In August, Cisco offered a remarkably detailed description of a vishing attack on one of its employees’ personal Google accounts. Because the employee had enabled password syncing within a browser, the attackers were also able to gain access to the user’s Cisco credentials.
According to the report, the attacker then “conducted a series of sophisticated voice phishing attacks under the guise of various trusted organizations attempting to convince the victim to accept multi-factor authentication (MFA) push notifications initiated by the attacker.”
Eventually, the attempt to overcome MFA protections worked, allowing the attacker to log in through the corporate VPN. The hacker then began depositing remote access tools, escalating administrative privileges, moving laterally through the network, and stealing information.
All the while, Cisco’s security team was watching the attacker and observing the techniques used. In the end, Cisco says, no sensitive information was accessed and no business or supply chain operations were interrupted. The attacker attempted and failed to extort money from the company, then posted some nonsensitive files to the dark web.
Train in vain?
The average phishing data breach cost companies $4.7 million in 2021, IBM reports. Yet 86% of employees receive 30 minutes or less of security awareness training a month, according to Osterman Research.

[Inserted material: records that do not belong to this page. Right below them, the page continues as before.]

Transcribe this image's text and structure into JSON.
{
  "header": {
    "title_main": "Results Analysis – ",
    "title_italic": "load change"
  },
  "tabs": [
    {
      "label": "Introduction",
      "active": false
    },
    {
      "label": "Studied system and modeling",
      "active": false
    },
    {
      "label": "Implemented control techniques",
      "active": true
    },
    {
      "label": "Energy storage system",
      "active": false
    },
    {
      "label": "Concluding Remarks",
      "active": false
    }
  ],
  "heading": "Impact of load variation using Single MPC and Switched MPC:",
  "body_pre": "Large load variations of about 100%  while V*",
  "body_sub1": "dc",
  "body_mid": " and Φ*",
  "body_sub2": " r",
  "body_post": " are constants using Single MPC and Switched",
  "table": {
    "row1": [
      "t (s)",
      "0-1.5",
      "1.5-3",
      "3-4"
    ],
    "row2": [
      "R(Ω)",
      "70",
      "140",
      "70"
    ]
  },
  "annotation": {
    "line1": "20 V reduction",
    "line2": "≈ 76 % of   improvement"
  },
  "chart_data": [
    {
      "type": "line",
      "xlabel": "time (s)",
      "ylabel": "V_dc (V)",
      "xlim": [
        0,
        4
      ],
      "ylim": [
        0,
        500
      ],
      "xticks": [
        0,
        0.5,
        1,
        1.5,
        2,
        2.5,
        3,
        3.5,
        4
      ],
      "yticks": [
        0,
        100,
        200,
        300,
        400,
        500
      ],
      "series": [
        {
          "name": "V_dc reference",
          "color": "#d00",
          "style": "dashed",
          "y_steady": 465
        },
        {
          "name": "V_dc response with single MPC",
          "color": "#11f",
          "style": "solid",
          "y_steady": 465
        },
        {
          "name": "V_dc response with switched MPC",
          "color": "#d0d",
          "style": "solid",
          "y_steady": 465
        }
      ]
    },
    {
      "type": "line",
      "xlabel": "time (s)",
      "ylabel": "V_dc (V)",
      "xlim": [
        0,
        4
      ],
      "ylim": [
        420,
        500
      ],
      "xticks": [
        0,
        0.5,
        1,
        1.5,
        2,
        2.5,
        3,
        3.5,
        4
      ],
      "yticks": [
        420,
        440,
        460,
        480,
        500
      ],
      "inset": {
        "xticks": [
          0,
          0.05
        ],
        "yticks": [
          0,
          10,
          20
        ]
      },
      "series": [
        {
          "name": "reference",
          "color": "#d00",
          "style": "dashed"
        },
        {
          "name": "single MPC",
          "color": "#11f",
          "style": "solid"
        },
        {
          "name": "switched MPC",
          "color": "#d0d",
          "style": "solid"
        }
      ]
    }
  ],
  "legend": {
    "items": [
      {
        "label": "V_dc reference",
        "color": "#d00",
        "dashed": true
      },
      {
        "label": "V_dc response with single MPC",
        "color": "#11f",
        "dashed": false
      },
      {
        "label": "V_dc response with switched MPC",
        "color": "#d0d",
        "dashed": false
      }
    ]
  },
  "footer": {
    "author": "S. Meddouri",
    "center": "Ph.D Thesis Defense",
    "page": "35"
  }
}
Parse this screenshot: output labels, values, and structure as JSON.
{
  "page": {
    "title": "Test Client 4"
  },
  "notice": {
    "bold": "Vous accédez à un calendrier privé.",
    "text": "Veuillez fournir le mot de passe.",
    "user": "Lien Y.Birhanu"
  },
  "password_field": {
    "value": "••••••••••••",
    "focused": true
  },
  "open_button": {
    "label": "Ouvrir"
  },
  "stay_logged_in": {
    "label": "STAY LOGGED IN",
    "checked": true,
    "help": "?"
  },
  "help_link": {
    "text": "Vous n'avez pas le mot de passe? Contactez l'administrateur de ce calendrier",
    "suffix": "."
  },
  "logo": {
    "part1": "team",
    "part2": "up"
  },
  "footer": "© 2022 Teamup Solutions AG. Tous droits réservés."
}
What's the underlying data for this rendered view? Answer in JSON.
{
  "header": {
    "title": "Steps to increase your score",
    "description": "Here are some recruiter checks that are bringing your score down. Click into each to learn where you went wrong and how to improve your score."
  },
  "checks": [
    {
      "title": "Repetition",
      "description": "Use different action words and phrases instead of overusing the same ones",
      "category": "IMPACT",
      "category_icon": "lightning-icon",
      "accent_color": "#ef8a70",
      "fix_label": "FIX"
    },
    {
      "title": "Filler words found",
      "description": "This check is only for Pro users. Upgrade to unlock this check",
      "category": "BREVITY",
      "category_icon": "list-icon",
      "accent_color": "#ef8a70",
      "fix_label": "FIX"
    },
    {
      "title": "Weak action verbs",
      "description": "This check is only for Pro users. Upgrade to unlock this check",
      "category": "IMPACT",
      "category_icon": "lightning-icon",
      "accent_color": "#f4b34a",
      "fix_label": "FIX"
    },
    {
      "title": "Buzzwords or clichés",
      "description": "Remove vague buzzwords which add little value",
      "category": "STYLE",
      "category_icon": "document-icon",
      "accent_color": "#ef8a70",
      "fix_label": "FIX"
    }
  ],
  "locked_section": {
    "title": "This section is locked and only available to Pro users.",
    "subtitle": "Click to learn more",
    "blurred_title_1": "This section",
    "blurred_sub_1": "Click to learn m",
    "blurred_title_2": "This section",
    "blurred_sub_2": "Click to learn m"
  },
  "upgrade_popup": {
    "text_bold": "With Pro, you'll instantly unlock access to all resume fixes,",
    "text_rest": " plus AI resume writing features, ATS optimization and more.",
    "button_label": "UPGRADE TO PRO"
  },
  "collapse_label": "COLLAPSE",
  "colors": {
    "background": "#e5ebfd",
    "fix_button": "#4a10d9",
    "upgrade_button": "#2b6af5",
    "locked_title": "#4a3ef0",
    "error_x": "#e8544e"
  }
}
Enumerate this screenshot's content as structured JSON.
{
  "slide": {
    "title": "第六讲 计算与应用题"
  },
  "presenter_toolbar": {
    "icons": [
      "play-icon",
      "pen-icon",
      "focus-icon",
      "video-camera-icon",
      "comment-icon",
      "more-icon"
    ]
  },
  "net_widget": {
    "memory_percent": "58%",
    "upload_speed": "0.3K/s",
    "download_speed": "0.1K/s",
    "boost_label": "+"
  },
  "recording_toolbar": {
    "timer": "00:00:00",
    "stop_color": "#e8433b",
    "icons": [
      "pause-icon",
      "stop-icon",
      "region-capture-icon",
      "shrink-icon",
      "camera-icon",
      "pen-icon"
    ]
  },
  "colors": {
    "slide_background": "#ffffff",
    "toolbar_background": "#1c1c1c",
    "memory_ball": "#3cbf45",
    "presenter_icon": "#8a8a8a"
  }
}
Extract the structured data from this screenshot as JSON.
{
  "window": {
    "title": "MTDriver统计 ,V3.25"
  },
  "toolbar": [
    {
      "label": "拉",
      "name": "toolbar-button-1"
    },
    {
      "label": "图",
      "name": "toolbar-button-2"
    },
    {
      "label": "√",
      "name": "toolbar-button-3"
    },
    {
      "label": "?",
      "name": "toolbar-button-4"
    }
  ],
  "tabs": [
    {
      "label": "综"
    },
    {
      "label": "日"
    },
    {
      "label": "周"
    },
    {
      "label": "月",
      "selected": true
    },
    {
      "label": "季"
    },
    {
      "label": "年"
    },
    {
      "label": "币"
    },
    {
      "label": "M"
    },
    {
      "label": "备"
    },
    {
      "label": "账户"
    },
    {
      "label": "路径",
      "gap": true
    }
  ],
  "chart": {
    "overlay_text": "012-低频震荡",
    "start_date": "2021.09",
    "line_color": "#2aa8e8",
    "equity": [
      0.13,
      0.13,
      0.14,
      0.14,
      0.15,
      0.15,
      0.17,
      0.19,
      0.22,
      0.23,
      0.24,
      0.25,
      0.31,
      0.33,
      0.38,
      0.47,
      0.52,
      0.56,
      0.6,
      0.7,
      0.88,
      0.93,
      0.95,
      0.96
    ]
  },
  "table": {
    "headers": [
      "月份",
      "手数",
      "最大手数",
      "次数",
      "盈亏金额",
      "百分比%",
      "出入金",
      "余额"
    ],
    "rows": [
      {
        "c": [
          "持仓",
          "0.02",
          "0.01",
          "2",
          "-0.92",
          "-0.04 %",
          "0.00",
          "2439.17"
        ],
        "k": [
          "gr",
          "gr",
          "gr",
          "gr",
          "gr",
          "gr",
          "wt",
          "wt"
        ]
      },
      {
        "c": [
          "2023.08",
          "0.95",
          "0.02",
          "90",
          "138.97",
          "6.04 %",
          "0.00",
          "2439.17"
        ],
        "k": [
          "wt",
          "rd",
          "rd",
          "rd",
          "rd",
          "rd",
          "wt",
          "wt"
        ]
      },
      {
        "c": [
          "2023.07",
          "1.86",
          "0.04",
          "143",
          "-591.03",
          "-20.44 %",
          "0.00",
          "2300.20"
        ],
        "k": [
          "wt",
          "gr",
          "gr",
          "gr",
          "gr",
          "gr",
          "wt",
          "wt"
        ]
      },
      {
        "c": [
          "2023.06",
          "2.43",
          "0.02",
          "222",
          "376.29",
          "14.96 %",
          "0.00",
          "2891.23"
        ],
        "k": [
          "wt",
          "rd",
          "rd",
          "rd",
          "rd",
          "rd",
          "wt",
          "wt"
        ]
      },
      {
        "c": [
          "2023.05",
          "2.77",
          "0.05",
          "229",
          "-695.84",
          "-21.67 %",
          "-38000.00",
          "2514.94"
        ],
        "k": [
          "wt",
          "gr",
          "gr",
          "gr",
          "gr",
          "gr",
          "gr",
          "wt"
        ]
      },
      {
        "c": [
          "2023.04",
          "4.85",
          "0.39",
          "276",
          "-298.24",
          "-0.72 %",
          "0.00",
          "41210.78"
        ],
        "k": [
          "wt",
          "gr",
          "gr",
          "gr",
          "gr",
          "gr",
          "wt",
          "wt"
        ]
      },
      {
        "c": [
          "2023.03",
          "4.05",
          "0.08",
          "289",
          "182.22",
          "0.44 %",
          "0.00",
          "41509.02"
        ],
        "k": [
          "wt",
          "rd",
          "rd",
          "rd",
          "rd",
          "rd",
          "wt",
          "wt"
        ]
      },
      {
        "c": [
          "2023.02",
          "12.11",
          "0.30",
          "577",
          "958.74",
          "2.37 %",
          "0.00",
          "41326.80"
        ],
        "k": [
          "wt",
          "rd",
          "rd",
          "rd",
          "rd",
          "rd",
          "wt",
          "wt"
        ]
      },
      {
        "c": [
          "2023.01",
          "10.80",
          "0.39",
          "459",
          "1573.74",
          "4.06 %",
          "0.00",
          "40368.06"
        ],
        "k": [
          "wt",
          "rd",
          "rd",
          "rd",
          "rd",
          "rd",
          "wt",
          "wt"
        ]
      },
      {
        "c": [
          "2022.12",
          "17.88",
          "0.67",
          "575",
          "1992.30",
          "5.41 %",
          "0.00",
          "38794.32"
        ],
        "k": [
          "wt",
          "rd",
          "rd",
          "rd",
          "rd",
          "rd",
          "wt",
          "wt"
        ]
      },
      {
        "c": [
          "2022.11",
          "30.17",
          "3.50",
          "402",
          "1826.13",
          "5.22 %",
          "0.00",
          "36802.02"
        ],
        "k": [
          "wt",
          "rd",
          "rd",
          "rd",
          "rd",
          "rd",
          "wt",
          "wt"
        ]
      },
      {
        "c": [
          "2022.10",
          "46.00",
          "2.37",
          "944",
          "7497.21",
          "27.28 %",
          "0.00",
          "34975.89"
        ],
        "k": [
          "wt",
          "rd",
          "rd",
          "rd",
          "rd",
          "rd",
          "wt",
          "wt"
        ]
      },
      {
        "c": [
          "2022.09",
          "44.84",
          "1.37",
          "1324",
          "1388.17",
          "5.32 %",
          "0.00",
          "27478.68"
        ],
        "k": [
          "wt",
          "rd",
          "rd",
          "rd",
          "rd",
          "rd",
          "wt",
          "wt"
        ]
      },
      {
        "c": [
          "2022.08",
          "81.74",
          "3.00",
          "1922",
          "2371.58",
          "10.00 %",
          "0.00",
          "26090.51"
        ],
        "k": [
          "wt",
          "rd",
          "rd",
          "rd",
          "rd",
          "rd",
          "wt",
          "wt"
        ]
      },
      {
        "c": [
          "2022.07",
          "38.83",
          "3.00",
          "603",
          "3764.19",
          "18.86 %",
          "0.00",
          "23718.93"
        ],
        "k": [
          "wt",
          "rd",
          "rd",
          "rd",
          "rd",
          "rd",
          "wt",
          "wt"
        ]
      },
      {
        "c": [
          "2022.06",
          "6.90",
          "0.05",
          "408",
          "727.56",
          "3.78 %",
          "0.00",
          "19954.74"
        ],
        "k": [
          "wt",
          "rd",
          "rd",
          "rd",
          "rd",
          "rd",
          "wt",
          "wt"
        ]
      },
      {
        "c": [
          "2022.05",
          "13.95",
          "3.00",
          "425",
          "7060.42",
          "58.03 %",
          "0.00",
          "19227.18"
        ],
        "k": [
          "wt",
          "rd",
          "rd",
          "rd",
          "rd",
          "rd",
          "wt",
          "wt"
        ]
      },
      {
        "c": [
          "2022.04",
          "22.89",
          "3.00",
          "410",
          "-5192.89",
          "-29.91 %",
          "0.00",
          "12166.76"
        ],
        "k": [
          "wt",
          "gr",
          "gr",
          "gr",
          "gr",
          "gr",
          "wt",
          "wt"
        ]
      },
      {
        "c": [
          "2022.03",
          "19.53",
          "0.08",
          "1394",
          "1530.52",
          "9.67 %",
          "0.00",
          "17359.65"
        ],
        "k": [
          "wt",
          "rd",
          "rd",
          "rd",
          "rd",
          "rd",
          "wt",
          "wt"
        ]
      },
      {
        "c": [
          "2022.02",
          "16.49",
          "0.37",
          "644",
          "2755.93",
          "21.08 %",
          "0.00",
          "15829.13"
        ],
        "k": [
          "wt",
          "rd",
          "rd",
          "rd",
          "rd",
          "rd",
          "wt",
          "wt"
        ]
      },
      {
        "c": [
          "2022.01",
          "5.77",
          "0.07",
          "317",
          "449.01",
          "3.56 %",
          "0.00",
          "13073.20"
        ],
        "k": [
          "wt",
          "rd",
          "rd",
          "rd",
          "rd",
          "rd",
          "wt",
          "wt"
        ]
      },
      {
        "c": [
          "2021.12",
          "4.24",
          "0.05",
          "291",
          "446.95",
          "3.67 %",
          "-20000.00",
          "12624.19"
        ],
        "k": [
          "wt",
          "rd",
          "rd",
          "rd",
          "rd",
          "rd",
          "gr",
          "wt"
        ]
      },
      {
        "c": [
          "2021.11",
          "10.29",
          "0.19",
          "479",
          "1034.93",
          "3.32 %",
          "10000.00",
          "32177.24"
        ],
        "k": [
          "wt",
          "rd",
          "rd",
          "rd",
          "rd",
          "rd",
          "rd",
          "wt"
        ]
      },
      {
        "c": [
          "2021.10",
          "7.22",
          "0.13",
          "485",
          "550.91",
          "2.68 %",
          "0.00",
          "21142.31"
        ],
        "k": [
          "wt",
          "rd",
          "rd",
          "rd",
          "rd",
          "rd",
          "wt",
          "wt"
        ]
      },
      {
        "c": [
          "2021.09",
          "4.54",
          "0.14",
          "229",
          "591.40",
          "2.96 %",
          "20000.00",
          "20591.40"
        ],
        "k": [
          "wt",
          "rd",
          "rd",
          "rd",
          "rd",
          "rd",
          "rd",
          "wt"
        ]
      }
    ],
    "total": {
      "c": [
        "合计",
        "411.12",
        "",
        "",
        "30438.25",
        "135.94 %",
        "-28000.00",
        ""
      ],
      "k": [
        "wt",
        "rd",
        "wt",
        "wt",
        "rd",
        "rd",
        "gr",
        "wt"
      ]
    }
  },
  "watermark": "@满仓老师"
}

A recent report from SANS notes that three-quarters of security awareness professionals spend less than half their time actually teaching security awareness.
KnowBe4’s anti-phishing training consists of sending workers simulated phishing emails, identifying the up to 33% of people who always click the emailed links, and teaching them how not to be duped the next time.
Unfortunately, notes Grimes, the big telecoms won’t allow companies like KnowBe4 to make unauthorized voice calls to employees without their permission. So anti-vishing training can’t be conducted in the same way. (Knowing that a vishing call is coming kind of defeats the purpose.)
Despite the occasional barrier, education remains the most effective way to combat phishing, vishing, or smishing (SMS attacks), he says.
“You have to teach everybody to have a healthy level of skepticism for any message that contains two traits: It’s unexpected, and it’s asking you to do something new for that particular sender,” Grimes says. “Make sure you confirm that the message is legitimate before you do anything [a sender] asks you to do.”
It takes an army
Focusing attention on areas where your company might be most vulnerable is also a good idea, says Christopher Prewitt, chief technology officer for Inversion6, a cybersecurity risk management provider.
“A lot of companies try to protect everything equally without looking at the processes that are most important to the business,” he says. “How does money move within the organization? Who has access to it? How do you manage wire transfers? If you’ve got $300 million in the company treasury, maybe you need to set up a staging account to pay your bills, so you only lose a limited amount of money if someone gets scammed.”
A lot of this is Security 101, he adds. Limiting access privileges, identifying anomalous behavior, segmenting the most sensitive parts of the network, and implementing a zero-trust framework will all help limit damage from a successful attack. But nothing can replace eternal vigilance.
“I can’t stand behind 8,000 employees and tell them what not to click on,” says Prewitt. “I need an army of people who understand that they always need to be on alert and then try to partner with them.”